Extracted data —

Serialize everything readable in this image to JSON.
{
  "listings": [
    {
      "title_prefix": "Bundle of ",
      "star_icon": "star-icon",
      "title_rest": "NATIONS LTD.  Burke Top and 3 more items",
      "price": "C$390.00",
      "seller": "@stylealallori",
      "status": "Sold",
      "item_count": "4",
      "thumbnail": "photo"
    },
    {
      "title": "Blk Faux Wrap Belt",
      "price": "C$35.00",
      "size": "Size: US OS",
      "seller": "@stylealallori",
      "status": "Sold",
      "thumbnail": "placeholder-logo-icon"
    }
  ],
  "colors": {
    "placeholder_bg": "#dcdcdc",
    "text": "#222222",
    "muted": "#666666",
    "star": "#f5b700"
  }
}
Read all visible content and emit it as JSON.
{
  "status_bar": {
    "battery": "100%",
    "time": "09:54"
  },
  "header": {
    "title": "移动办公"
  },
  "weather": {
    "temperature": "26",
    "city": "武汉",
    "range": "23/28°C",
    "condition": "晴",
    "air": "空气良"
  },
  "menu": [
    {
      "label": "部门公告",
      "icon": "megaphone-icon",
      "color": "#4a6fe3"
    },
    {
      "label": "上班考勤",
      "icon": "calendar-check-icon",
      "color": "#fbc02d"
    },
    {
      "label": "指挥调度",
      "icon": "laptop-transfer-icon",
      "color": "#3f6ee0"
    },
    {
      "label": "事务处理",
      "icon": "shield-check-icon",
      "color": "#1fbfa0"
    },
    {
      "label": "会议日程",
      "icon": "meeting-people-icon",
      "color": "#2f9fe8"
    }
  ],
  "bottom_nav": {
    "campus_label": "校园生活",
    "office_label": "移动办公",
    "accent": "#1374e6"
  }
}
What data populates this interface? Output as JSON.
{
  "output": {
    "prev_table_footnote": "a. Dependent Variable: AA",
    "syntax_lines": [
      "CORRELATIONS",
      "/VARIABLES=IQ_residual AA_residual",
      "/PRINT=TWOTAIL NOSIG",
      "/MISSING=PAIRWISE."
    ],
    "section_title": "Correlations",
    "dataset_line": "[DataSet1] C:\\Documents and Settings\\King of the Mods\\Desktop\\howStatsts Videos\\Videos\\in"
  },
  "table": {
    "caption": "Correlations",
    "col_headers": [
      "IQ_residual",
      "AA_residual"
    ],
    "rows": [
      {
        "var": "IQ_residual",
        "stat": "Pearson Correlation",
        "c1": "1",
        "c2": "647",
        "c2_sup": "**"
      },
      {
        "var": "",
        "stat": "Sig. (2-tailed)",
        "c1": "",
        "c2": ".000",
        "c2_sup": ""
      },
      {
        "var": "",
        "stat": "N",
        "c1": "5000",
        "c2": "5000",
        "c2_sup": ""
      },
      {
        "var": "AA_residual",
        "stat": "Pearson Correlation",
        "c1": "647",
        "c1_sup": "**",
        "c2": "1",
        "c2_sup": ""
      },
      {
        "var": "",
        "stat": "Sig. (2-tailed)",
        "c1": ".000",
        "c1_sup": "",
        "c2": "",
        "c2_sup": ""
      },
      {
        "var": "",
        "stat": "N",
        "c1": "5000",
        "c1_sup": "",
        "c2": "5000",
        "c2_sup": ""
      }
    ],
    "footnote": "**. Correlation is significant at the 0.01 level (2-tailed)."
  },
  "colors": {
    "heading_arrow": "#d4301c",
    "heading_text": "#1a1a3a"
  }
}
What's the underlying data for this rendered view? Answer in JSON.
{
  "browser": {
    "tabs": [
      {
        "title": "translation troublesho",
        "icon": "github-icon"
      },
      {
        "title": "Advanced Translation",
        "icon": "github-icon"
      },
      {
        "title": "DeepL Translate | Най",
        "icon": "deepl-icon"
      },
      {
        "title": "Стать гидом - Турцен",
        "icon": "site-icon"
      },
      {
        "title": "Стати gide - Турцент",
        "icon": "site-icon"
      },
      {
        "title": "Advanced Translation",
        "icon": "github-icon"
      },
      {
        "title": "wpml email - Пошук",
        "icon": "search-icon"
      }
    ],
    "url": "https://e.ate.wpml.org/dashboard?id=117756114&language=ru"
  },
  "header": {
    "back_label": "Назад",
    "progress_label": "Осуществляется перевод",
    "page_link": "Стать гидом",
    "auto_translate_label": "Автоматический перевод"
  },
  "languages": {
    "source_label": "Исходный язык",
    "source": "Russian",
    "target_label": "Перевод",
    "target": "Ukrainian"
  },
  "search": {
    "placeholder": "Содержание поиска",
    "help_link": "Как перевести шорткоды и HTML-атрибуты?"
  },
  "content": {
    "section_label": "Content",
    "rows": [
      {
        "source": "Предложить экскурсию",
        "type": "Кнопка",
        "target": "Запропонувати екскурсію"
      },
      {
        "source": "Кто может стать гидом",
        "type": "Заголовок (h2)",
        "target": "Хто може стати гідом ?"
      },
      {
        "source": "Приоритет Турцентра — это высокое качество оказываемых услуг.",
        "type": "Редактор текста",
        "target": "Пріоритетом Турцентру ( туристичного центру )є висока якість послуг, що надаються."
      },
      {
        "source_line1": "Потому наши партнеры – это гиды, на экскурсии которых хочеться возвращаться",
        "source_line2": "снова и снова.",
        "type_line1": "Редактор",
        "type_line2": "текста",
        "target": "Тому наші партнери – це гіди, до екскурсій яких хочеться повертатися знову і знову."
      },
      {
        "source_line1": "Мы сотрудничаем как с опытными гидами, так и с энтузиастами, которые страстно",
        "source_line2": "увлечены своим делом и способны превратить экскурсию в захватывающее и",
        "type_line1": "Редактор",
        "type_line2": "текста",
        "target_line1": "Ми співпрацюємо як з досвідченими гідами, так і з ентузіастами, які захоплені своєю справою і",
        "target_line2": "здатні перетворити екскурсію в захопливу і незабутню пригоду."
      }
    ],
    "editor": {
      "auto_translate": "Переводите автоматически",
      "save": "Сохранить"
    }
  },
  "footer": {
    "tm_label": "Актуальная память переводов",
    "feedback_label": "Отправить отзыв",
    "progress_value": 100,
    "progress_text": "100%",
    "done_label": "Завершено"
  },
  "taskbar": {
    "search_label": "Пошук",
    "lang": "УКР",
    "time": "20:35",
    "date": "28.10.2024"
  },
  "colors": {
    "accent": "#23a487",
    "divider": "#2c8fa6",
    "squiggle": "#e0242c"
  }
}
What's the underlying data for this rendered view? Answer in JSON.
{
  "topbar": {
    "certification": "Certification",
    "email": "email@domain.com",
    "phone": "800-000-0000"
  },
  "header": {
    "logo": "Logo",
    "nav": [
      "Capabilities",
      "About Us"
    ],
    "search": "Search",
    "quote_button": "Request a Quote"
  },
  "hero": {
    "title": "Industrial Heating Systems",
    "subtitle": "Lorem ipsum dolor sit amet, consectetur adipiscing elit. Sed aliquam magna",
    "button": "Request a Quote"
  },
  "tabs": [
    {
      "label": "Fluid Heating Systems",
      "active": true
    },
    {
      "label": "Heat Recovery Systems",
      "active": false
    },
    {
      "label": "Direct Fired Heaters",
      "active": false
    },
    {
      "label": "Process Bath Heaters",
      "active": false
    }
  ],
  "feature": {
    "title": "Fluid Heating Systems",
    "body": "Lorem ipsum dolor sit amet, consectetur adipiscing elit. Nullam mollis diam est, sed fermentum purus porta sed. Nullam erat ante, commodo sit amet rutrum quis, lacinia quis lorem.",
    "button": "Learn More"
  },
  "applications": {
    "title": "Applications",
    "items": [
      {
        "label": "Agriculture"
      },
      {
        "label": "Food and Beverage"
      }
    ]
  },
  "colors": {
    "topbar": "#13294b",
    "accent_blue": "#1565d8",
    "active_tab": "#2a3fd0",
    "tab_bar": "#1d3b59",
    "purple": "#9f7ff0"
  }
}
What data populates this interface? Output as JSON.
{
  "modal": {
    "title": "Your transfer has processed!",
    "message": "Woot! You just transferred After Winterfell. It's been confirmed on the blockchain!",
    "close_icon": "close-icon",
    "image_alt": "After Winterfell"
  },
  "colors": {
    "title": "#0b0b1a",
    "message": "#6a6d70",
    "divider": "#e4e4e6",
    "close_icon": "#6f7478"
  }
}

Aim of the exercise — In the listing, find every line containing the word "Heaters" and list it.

Exercise output —
      "label": "Direct Fired Heaters",
      "label": "Process Bath Heaters",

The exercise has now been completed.